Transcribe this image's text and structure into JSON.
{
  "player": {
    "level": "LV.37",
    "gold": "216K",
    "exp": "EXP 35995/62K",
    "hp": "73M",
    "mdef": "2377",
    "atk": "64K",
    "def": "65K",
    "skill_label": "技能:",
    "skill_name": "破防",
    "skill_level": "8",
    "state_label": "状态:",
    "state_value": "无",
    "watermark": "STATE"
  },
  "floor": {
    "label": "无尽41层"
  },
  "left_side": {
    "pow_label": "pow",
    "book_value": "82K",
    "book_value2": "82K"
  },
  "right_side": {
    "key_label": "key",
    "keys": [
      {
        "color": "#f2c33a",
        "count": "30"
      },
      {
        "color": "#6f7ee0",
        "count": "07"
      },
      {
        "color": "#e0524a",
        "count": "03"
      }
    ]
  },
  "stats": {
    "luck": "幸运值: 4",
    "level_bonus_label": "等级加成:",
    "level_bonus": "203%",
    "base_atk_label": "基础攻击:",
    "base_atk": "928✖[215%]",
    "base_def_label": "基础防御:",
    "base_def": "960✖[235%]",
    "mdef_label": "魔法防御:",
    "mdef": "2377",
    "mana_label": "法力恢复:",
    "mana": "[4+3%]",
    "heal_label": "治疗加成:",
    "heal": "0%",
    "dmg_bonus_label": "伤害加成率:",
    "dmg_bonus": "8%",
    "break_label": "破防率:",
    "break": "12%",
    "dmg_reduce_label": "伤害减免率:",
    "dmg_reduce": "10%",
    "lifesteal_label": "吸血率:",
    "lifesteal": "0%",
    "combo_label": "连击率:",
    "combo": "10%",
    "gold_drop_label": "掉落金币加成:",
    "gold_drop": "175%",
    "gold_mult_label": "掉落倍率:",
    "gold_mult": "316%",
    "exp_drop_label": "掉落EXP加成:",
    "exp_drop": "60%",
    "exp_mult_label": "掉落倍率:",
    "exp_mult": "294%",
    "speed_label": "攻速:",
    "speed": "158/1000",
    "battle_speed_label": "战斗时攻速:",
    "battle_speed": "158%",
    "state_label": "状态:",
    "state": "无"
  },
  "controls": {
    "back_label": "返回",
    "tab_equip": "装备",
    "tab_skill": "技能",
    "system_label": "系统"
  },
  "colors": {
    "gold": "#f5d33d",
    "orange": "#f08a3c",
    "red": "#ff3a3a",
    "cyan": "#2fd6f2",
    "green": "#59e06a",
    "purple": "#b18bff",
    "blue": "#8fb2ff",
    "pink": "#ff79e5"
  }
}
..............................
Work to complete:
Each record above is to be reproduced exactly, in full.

Output of the task:
Transcribe this image's text and structure into JSON.
{
  "player": {
    "level": "LV.37",
    "gold": "216K",
    "exp": "EXP 35995/62K",
    "hp": "73M",
    "mdef": "2377",
    "atk": "64K",
    "def": "65K",
    "skill_label": "技能:",
    "skill_name": "破防",
    "skill_level": "8",
    "state_label": "状态:",
    "state_value": "无",
    "watermark": "STATE"
  },
  "floor": {
    "label": "无尽41层"
  },
  "left_side": {
    "pow_label": "pow",
    "book_value": "82K",
    "book_value2": "82K"
  },
  "right_side": {
    "key_label": "key",
    "keys": [
      {
        "color": "#f2c33a",
        "count": "30"
      },
      {
        "color": "#6f7ee0",
        "count": "07"
      },
      {
        "color": "#e0524a",
        "count": "03"
      }
    ]
  },
  "stats": {
    "luck": "幸运值: 4",
    "level_bonus_label": "等级加成:",
    "level_bonus": "203%",
    "base_atk_label": "基础攻击:",
    "base_atk": "928✖[215%]",
    "base_def_label": "基础防御:",
    "base_def": "960✖[235%]",
    "mdef_label": "魔法防御:",
    "mdef": "2377",
    "mana_label": "法力恢复:",
    "mana": "[4+3%]",
    "heal_label": "治疗加成:",
    "heal": "0%",
    "dmg_bonus_label": "伤害加成率:",
    "dmg_bonus": "8%",
    "break_label": "破防率:",
    "break": "12%",
    "dmg_reduce_label": "伤害减免率:",
    "dmg_reduce": "10%",
    "lifesteal_label": "吸血率:",
    "lifesteal": "0%",
    "combo_label": "连击率:",
    "combo": "10%",
    "gold_drop_label": "掉落金币加成:",
    "gold_drop": "175%",
    "gold_mult_label": "掉落倍率:",
    "gold_mult": "316%",
    "exp_drop_label": "掉落EXP加成:",
    "exp_drop": "60%",
    "exp_mult_label": "掉落倍率:",
    "exp_mult": "294%",
    "speed_label": "攻速:",
    "speed": "158/1000",
    "battle_speed_label": "战斗时攻速:",
    "battle_speed": "158%",
    "state_label": "状态:",
    "state": "无"
  },
  "controls": {
    "back_label": "返回",
    "tab_equip": "装备",
    "tab_skill": "技能",
    "system_label": "系统"
  },
  "colors": {
    "gold": "#f5d33d",
    "orange": "#f08a3c",
    "red": "#ff3a3a",
    "cyan": "#2fd6f2",
    "green": "#59e06a",
    "purple": "#b18bff",
    "blue": "#8fb2ff",
    "pink": "#ff79e5"
  }
}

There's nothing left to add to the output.